(Directions):
Write back each entry precisely as it is given.

*** Recorded information Section Begins ***

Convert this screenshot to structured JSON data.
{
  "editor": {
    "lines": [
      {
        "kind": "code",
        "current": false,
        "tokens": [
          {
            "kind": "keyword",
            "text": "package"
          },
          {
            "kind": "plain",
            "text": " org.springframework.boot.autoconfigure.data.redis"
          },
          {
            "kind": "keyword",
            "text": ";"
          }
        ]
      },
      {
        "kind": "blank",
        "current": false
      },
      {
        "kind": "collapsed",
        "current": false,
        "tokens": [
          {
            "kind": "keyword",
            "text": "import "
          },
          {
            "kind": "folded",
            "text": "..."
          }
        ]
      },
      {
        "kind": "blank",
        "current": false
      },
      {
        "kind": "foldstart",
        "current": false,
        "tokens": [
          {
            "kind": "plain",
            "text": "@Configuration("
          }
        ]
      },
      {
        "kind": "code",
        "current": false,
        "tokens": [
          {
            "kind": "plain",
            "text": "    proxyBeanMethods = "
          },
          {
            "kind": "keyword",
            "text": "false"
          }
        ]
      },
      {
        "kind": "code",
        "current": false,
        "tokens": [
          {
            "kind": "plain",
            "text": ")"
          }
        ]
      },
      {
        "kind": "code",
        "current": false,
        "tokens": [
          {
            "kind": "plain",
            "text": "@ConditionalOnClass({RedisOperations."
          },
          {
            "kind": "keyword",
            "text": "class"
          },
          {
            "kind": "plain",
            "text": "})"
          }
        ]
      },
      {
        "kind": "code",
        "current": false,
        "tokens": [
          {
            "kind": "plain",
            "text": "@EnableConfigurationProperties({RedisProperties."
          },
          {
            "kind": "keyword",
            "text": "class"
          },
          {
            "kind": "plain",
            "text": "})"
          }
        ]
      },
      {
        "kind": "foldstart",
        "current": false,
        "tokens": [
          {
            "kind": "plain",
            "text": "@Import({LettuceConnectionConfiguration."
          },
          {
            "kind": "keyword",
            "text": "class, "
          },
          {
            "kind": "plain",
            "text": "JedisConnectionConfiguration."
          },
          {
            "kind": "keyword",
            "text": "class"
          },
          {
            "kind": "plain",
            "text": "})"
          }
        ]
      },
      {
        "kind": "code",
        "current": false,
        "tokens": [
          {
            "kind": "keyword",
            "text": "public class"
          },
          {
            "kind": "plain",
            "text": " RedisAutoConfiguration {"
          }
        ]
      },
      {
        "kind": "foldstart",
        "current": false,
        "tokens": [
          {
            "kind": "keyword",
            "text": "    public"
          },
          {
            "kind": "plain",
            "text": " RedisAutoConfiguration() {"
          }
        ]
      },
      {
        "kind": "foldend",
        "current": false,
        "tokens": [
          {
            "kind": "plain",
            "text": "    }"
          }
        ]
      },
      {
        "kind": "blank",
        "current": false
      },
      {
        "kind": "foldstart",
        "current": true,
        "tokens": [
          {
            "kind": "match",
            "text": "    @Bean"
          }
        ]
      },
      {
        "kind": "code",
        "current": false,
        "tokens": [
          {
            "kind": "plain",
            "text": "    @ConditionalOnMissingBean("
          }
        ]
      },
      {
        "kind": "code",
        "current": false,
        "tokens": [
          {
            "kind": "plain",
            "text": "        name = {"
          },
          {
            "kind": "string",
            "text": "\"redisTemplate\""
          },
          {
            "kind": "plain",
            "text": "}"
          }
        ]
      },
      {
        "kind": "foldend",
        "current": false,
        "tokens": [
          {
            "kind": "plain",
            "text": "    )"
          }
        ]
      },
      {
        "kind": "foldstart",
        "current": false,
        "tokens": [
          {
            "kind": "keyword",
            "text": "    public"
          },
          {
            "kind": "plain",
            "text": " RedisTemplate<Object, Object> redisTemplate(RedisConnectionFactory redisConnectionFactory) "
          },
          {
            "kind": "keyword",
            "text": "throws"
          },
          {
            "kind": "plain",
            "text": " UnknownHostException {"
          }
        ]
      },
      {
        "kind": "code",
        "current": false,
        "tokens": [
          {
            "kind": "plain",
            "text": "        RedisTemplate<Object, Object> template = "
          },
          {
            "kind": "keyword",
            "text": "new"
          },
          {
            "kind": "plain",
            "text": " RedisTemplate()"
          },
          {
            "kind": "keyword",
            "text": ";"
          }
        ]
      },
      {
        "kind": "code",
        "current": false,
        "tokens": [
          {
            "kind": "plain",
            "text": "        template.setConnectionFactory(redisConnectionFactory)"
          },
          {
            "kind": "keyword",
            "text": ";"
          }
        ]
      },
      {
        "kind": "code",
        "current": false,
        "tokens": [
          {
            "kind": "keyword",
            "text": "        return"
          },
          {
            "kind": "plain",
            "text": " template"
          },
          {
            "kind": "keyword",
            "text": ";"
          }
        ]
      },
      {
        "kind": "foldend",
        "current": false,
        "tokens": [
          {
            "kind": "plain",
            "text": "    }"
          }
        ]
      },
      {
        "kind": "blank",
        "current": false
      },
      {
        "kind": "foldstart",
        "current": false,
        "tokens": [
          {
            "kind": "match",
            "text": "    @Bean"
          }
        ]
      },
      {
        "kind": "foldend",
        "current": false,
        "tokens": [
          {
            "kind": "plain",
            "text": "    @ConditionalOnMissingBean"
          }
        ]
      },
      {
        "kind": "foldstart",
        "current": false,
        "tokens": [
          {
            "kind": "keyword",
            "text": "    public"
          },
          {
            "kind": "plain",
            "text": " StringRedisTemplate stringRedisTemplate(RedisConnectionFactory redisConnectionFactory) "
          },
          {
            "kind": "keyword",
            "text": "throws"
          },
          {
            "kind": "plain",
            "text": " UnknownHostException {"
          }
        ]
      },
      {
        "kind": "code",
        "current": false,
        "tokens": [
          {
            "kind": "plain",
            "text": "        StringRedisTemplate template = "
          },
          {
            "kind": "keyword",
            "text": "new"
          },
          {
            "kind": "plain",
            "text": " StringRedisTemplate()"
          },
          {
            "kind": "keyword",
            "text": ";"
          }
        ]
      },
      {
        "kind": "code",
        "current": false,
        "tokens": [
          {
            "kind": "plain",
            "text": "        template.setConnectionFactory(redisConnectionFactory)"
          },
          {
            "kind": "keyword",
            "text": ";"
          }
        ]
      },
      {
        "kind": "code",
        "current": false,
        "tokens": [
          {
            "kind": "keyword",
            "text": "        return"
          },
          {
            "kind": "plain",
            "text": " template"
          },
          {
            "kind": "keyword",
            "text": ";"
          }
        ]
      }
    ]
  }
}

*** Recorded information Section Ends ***

(Answer area):
Convert this screenshot to structured JSON data.
{
  "editor": {
    "lines": [
      {
        "kind": "code",
        "current": false,
        "tokens": [
          {
            "kind": "keyword",
            "text": "package"
          },
          {
            "kind": "plain",
            "text": " org.springframework.boot.autoconfigure.data.redis"
          },
          {
            "kind": "keyword",
            "text": ";"
          }
        ]
      },
      {
        "kind": "blank",
        "current": false
      },
      {
        "kind": "collapsed",
        "current": false,
        "tokens": [
          {
            "kind": "keyword",
            "text": "import "
          },
          {
            "kind": "folded",
            "text": "..."
          }
        ]
      },
      {
        "kind": "blank",
        "current": false
      },
      {
        "kind": "foldstart",
        "current": false,
        "tokens": [
          {
            "kind": "plain",
            "text": "@Configuration("
          }
        ]
      },
      {
        "kind": "code",
        "current": false,
        "tokens": [
          {
            "kind": "plain",
            "text": "    proxyBeanMethods = "
          },
          {
            "kind": "keyword",
            "text": "false"
          }
        ]
      },
      {
        "kind": "code",
        "current": false,
        "tokens": [
          {
            "kind": "plain",
            "text": ")"
          }
        ]
      },
      {
        "kind": "code",
        "current": false,
        "tokens": [
          {
            "kind": "plain",
            "text": "@ConditionalOnClass({RedisOperations."
          },
          {
            "kind": "keyword",
            "text": "class"
          },
          {
            "kind": "plain",
            "text": "})"
          }
        ]
      },
      {
        "kind": "code",
        "current": false,
        "tokens": [
          {
            "kind": "plain",
            "text": "@EnableConfigurationProperties({RedisProperties."
          },
          {
            "kind": "keyword",
            "text": "class"
          },
          {
            "kind": "plain",
            "text": "})"
          }
        ]
      },
      {
        "kind": "foldstart",
        "current": false,
        "tokens": [
          {
            "kind": "plain",
            "text": "@Import({LettuceConnectionConfiguration."
          },
          {
            "kind": "keyword",
            "text": "class, "
          },
          {
            "kind": "plain",
            "text": "JedisConnectionConfiguration."
          },
          {
            "kind": "keyword",
            "text": "class"
          },
          {
            "kind": "plain",
            "text": "})"
          }
        ]
      },
      {
        "kind": "code",
        "current": false,
        "tokens": [
          {
            "kind": "keyword",
            "text": "public class"
          },
          {
            "kind": "plain",
            "text": " RedisAutoConfiguration {"
          }
        ]
      },
      {
        "kind": "foldstart",
        "current": false,
        "tokens": [
          {
            "kind": "keyword",
            "text": "    public"
          },
          {
            "kind": "plain",
            "text": " RedisAutoConfiguration() {"
          }
        ]
      },
      {
        "kind": "foldend",
        "current": false,
        "tokens": [
          {
            "kind": "plain",
            "text": "    }"
          }
        ]
      },
      {
        "kind": "blank",
        "current": false
      },
      {
        "kind": "foldstart",
        "current": true,
        "tokens": [
          {
            "kind": "match",
            "text": "    @Bean"
          }
        ]
      },
      {
        "kind": "code",
        "current": false,
        "tokens": [
          {
            "kind": "plain",
            "text": "    @ConditionalOnMissingBean("
          }
        ]
      },
      {
        "kind": "code",
        "current": false,
        "tokens": [
          {
            "kind": "plain",
            "text": "        name = {"
          },
          {
            "kind": "string",
            "text": "\"redisTemplate\""
          },
          {
            "kind": "plain",
            "text": "}"
          }
        ]
      },
      {
        "kind": "foldend",
        "current": false,
        "tokens": [
          {
            "kind": "plain",
            "text": "    )"
          }
        ]
      },
      {
        "kind": "foldstart",
        "current": false,
        "tokens": [
          {
            "kind": "keyword",
            "text": "    public"
          },
          {
            "kind": "plain",
            "text": " RedisTemplate<Object, Object> redisTemplate(RedisConnectionFactory redisConnectionFactory) "
          },
          {
            "kind": "keyword",
            "text": "throws"
          },
          {
            "kind": "plain",
            "text": " UnknownHostException {"
          }
        ]
      },
      {
        "kind": "code",
        "current": false,
        "tokens": [
          {
            "kind": "plain",
            "text": "        RedisTemplate<Object, Object> template = "
          },
          {
            "kind": "keyword",
            "text": "new"
          },
          {
            "kind": "plain",
            "text": " RedisTemplate()"
          },
          {
            "kind": "keyword",
            "text": ";"
          }
        ]
      },
      {
        "kind": "code",
        "current": false,
        "tokens": [
          {
            "kind": "plain",
            "text": "        template.setConnectionFactory(redisConnectionFactory)"
          },
          {
            "kind": "keyword",
            "text": ";"
          }
        ]
      },
      {
        "kind": "code",
        "current": false,
        "tokens": [
          {
            "kind": "keyword",
            "text": "        return"
          },
          {
            "kind": "plain",
            "text": " template"
          },
          {
            "kind": "keyword",
            "text": ";"
          }
        ]
      },
      {
        "kind": "foldend",
        "current": false,
        "tokens": [
          {
            "kind": "plain",
            "text": "    }"
          }
        ]
      },
      {
        "kind": "blank",
        "current": false
      },
      {
        "kind": "foldstart",
        "current": false,
        "tokens": [
          {
            "kind": "match",
            "text": "    @Bean"
          }
        ]
      },
      {
        "kind": "foldend",
        "current": false,
        "tokens": [
          {
            "kind": "plain",
            "text": "    @ConditionalOnMissingBean"
          }
        ]
      },
      {
        "kind": "foldstart",
        "current": false,
        "tokens": [
          {
            "kind": "keyword",
            "text": "    public"
          },
          {
            "kind": "plain",
            "text": " StringRedisTemplate stringRedisTemplate(RedisConnectionFactory redisConnectionFactory) "
          },
          {
            "kind": "keyword",
            "text": "throws"
          },
          {
            "kind": "plain",
            "text": " UnknownHostException {"
          }
        ]
      },
      {
        "kind": "code",
        "current": false,
        "tokens": [
          {
            "kind": "plain",
            "text": "        StringRedisTemplate template = "
          },
          {
            "kind": "keyword",
            "text": "new"
          },
          {
            "kind": "plain",
            "text": " StringRedisTemplate()"
          },
          {
            "kind": "keyword",
            "text": ";"
          }
        ]
      },
      {
        "kind": "code",
        "current": false,
        "tokens": [
          {
            "kind": "plain",
            "text": "        template.setConnectionFactory(redisConnectionFactory)"
          },
          {
            "kind": "keyword",
            "text": ";"
          }
        ]
      },
      {
        "kind": "code",
        "current": false,
        "tokens": [
          {
            "kind": "keyword",
            "text": "        return"
          },
          {
            "kind": "plain",
            "text": " template"
          },
          {
            "kind": "keyword",
            "text": ";"
          }
        ]
      }
    ]
  }
}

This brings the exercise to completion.